Gene test could guide use of chemotherapy in bowel cancer patients

A gene test routinely used on the NHS can also shed light on whether a bowel cancer patient will respond – or be resistant – to chemotherapy, scientists have found.

Known as the KRAS test, it is currently being used to predict how patients will respond to the cancer drug cetuximab.

But in a study, published in the journal Nature Medicine, researchers from The Institute of Cancer Research, Imperial College London and the Netherlands Cancer Institute said the test could guide the use of chemotherapy in people with bowel cancer by predicting whether or not they will benefit.

Professor Nicola Valeri, honorary professor of gastrointestinal oncology at The Institute of Cancer Research and Imperial College London, said: “This is the first time we have a genomic marker already used in the clinic that can tell us whether a patient’s cancer will be sensitive or resistant to chemotherapy.

“We hope doctors will use this data to improve care for patients with advanced bowel cancer without delay.”

For the study, the researchers looked at the entire genomes – complete genetic material – of 37 patients with advanced bowel cancer.

These patients had been treated with two drugs – trifluridine and tipiracil – as part of a last-line chemotherapy treatment.

Responses to this treatment can vary greatly between patients, with some showing good responses while others see no benefit.
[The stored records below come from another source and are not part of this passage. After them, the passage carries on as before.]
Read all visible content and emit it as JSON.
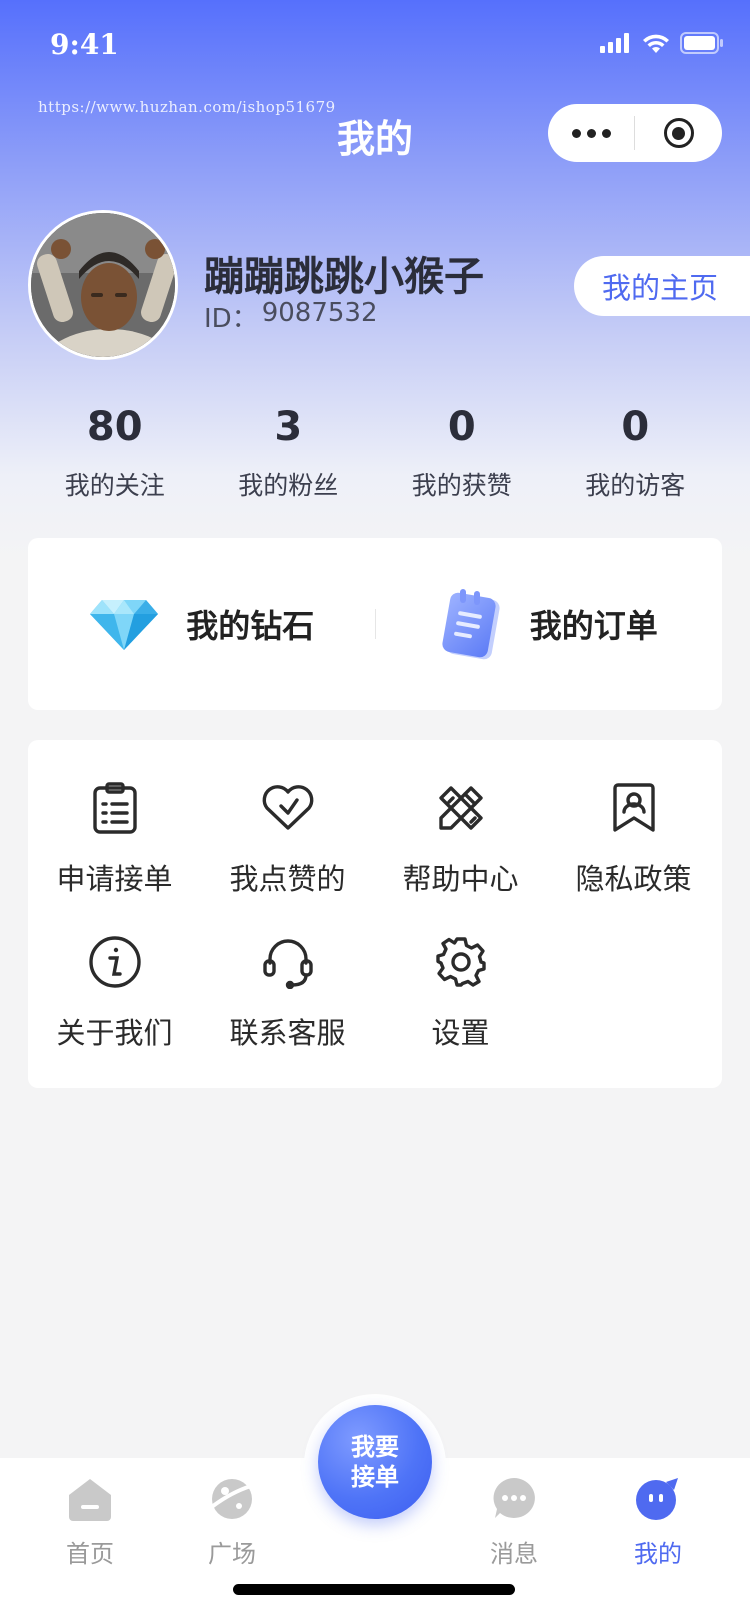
{
  "status_bar": {
    "time": "9:41"
  },
  "watermark": "https://www.huzhan.com/ishop51679",
  "nav": {
    "title": "我的"
  },
  "profile": {
    "username": "蹦蹦跳跳小猴子",
    "id_label": "ID：",
    "id_value": "9087532",
    "home_button": "我的主页"
  },
  "stats": [
    {
      "value": "80",
      "label": "我的关注"
    },
    {
      "value": "3",
      "label": "我的粉丝"
    },
    {
      "value": "0",
      "label": "我的获赞"
    },
    {
      "value": "0",
      "label": "我的访客"
    }
  ],
  "quick": [
    {
      "label": "我的钻石",
      "icon": "diamond-icon"
    },
    {
      "label": "我的订单",
      "icon": "notepad-icon"
    }
  ],
  "menu": [
    {
      "label": "申请接单",
      "icon": "clipboard-icon"
    },
    {
      "label": "我点赞的",
      "icon": "heart-icon"
    },
    {
      "label": "帮助中心",
      "icon": "pencil-ruler-icon"
    },
    {
      "label": "隐私政策",
      "icon": "bookmark-icon"
    },
    {
      "label": "关于我们",
      "icon": "info-icon"
    },
    {
      "label": "联系客服",
      "icon": "headset-icon"
    },
    {
      "label": "设置",
      "icon": "gear-icon"
    }
  ],
  "tabbar": {
    "tabs": [
      {
        "label": "首页",
        "icon": "home-icon",
        "active": false
      },
      {
        "label": "广场",
        "icon": "planet-icon",
        "active": false
      },
      {
        "label": "消息",
        "icon": "chat-icon",
        "active": false
      },
      {
        "label": "我的",
        "icon": "profile-icon",
        "active": true
      }
    ],
    "center_button": {
      "line1": "我要",
      "line2": "接单"
    }
  },
  "colors": {
    "accent": "#4f6af0",
    "header_top": "#5670fc",
    "inactive": "#9a9a9a"
  }
}
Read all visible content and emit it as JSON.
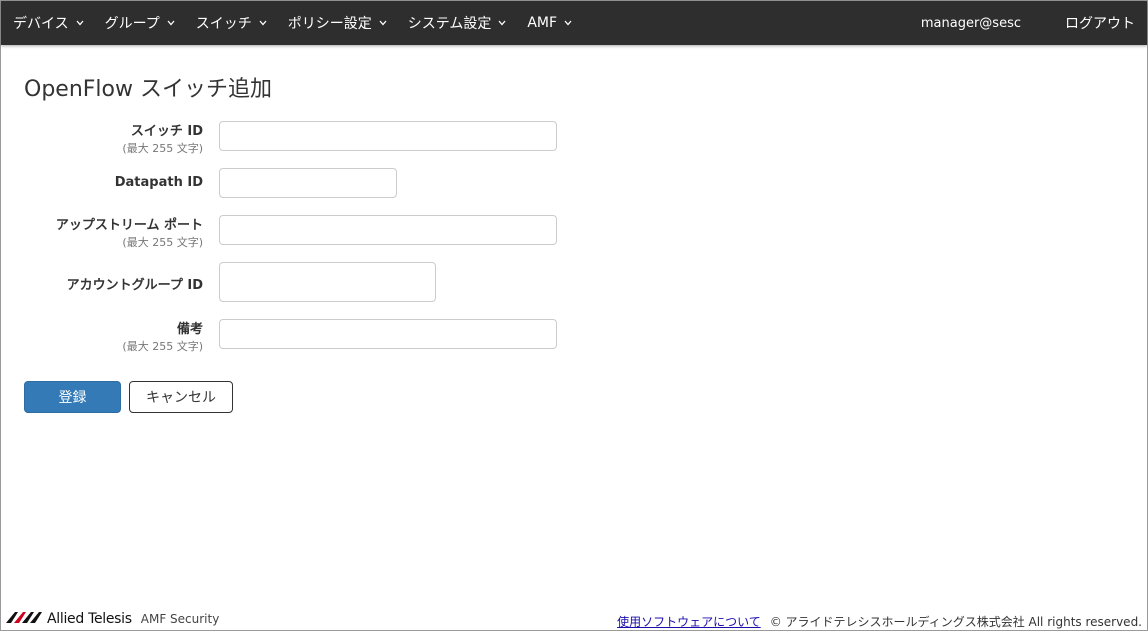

The team found that those who had a particular mutation (KRASG12) in a gene called KRAS were likely to have poor survival chances following trifluridine/tipiracilin treatment.

The researchers then looked at data from a further 960 patients from 36 centres across the UK to confirm this finding.

Finally, the scientists looked at data from a clinical trial called RECOURSE and found that patients with a different mutation called KRASG13 saw their survival time triple from 2.9 months without treatment to 8.7 months with the treatment.

This was compared to no benefit from treatment in patients with the KRASG12 mutation, where both patients who received a placebo and patients who received the treatment survived for an average of six months.

The team found that patients without the KRAS mutations saw their survival improve by around two months after receiving treatment, compared to those who received a placebo.

Overall, the researchers said, the findings suggest that patients with KRASG12 mutations – accounting for around 28% of all patients with bowel cancer – do not benefit from trifluridine/tipiracil.

But patients without mutations in KRAS may benefit from trifluridine/tipiracil, and those with a KRASG13 mutation are likely to do very well on the treatment, they added.

Professor Valeri said: “It will be difficult for some patients to find out that this last-line drug will not benefit them, but this test will mean they are able to avoid unnecessary side effects and have a better quality of life with advanced cancer.

“Fortunately, our findings also reveal a group of patients who see substantial benefits from taking this type of chemotherapy.”

The experts said doctors could apply the gene test to direct treatment with trifluridine/tipiracil based on this evidence.

Professor Kristian Helin, chief executive of The Institute of Cancer Research, London, said: “This is an exciting advance for genomic medicine – showing that genomic tests are not just useful for guiding treatment with targeted therapies, but also chemotherapies.

“The study could have a big impact for people with advanced bowel cancer, by potentially giving them a more suitable treatment.”